[Entries from a dataset of interfaces]
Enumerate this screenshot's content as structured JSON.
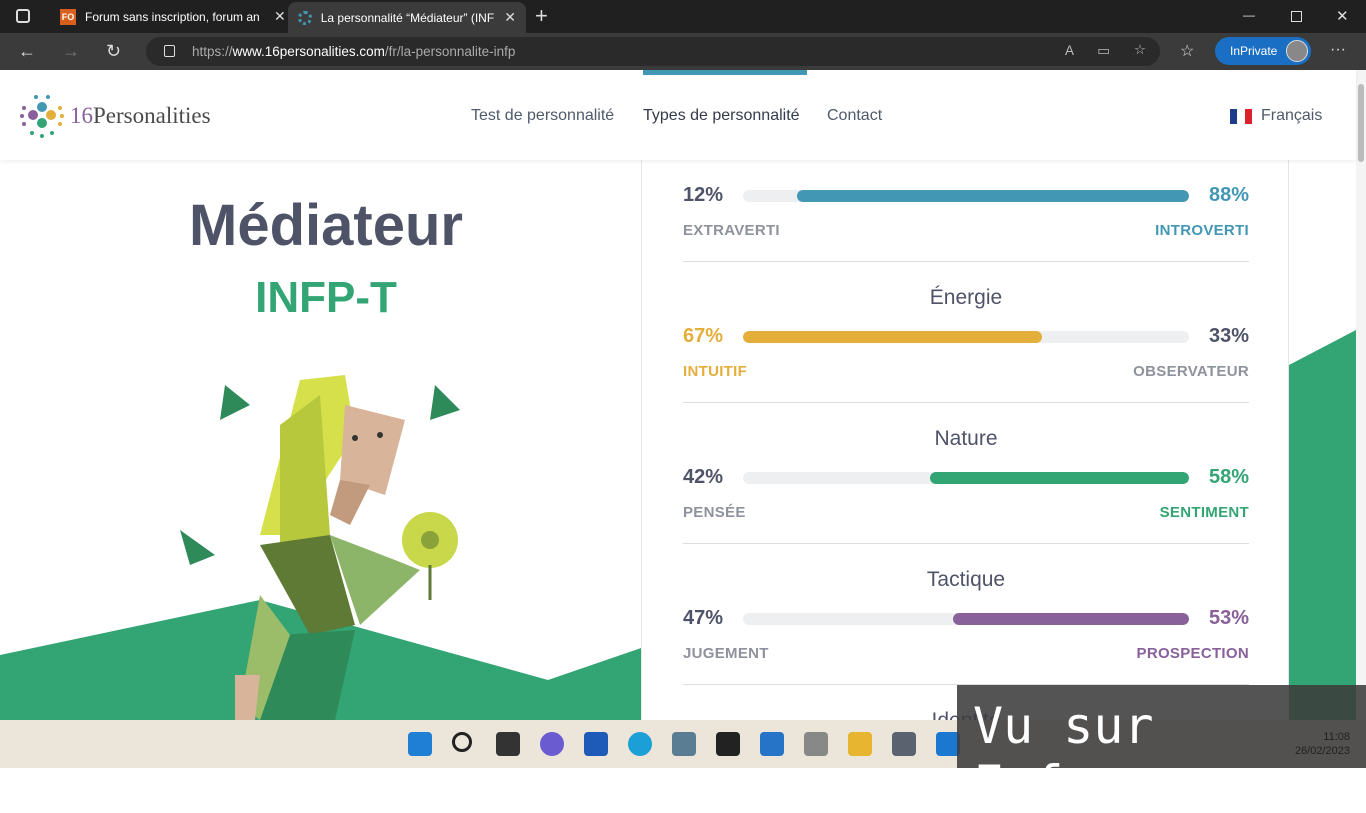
{
  "browser": {
    "tabs": [
      {
        "title": "Forum sans inscription, forum an",
        "icon": "fo-favicon"
      },
      {
        "title": "La personnalité “Médiateur” (INF",
        "icon": "16p-favicon",
        "active": true
      }
    ],
    "url_prefix": "https://",
    "url_domain": "www.16personalities.com",
    "url_path": "/fr/la-personnalite-infp",
    "inprivate_label": "InPrivate"
  },
  "site": {
    "logo_num": "16",
    "logo_word": "Personalities",
    "nav": [
      "Test de personnalité",
      "Types de personnalité",
      "Contact"
    ],
    "active_nav": "Types de personnalité",
    "language": "Français"
  },
  "hero": {
    "title": "Médiateur",
    "code": "INFP-T"
  },
  "traits": [
    {
      "name": "",
      "left_pct": "12%",
      "right_pct": "88%",
      "left_label": "EXTRAVERTI",
      "right_label": "INTROVERTI",
      "dominant": "right",
      "value": 88,
      "color": "#4298b4"
    },
    {
      "name": "Énergie",
      "left_pct": "67%",
      "right_pct": "33%",
      "left_label": "INTUITIF",
      "right_label": "OBSERVATEUR",
      "dominant": "left",
      "value": 67,
      "color": "#e4ae3a"
    },
    {
      "name": "Nature",
      "left_pct": "42%",
      "right_pct": "58%",
      "left_label": "PENSÉE",
      "right_label": "SENTIMENT",
      "dominant": "right",
      "value": 58,
      "color": "#33a474"
    },
    {
      "name": "Tactique",
      "left_pct": "47%",
      "right_pct": "53%",
      "left_label": "JUGEMENT",
      "right_label": "PROSPECTION",
      "dominant": "right",
      "value": 53,
      "color": "#88619a"
    },
    {
      "name": "Identité"
    }
  ],
  "watermark": "Vu sur Foforum",
  "clock": {
    "time": "11:08",
    "date": "26/02/2023"
  }
}
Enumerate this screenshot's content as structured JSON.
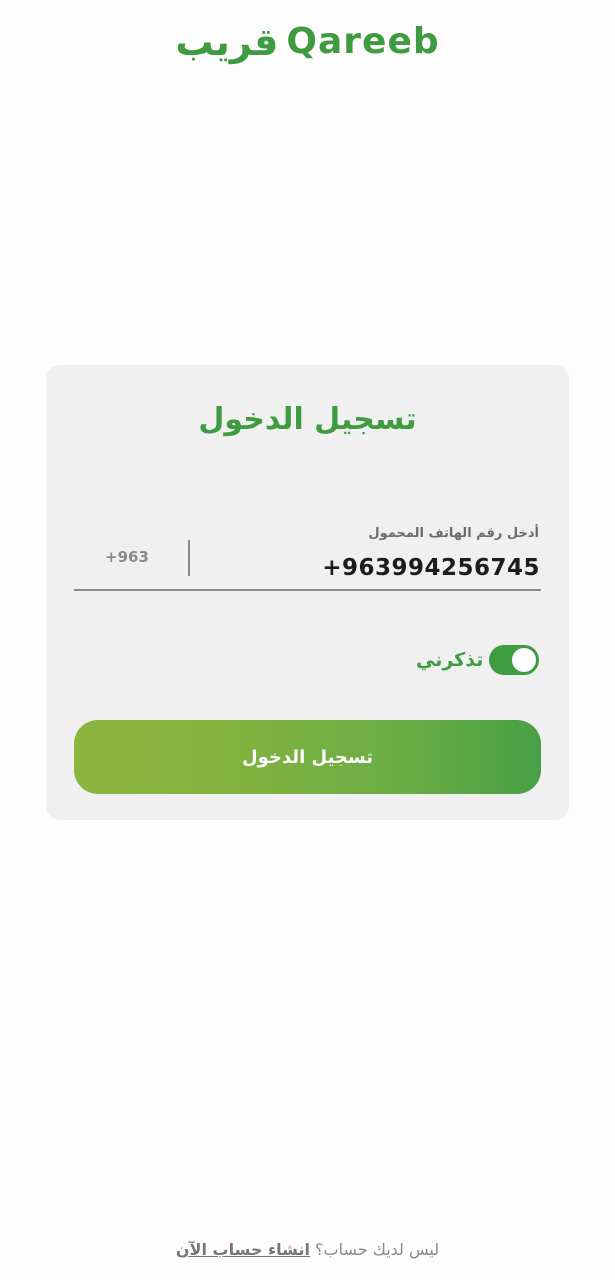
{
  "logo": {
    "arabic": "قريب",
    "latin": "Qareeb"
  },
  "login_card": {
    "title": "تسجيل الدخول",
    "phone_label": "أدخل رقم الهاتف المحمول",
    "phone_value": "+963994256745",
    "country_code": "+963",
    "remember_label": "تذكرني",
    "remember_enabled": true,
    "submit_label": "تسجيل الدخول"
  },
  "footer": {
    "question": "ليس لديك حساب؟",
    "signup_link": "انشاء حساب الآن"
  },
  "colors": {
    "brand_green": "#3f9b40",
    "card_background": "#eff0ef",
    "button_gradient_start": "#8cb53e",
    "button_gradient_end": "#48a045"
  }
}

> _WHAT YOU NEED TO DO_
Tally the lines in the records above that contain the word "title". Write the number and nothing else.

> _ANSWER BOX_
4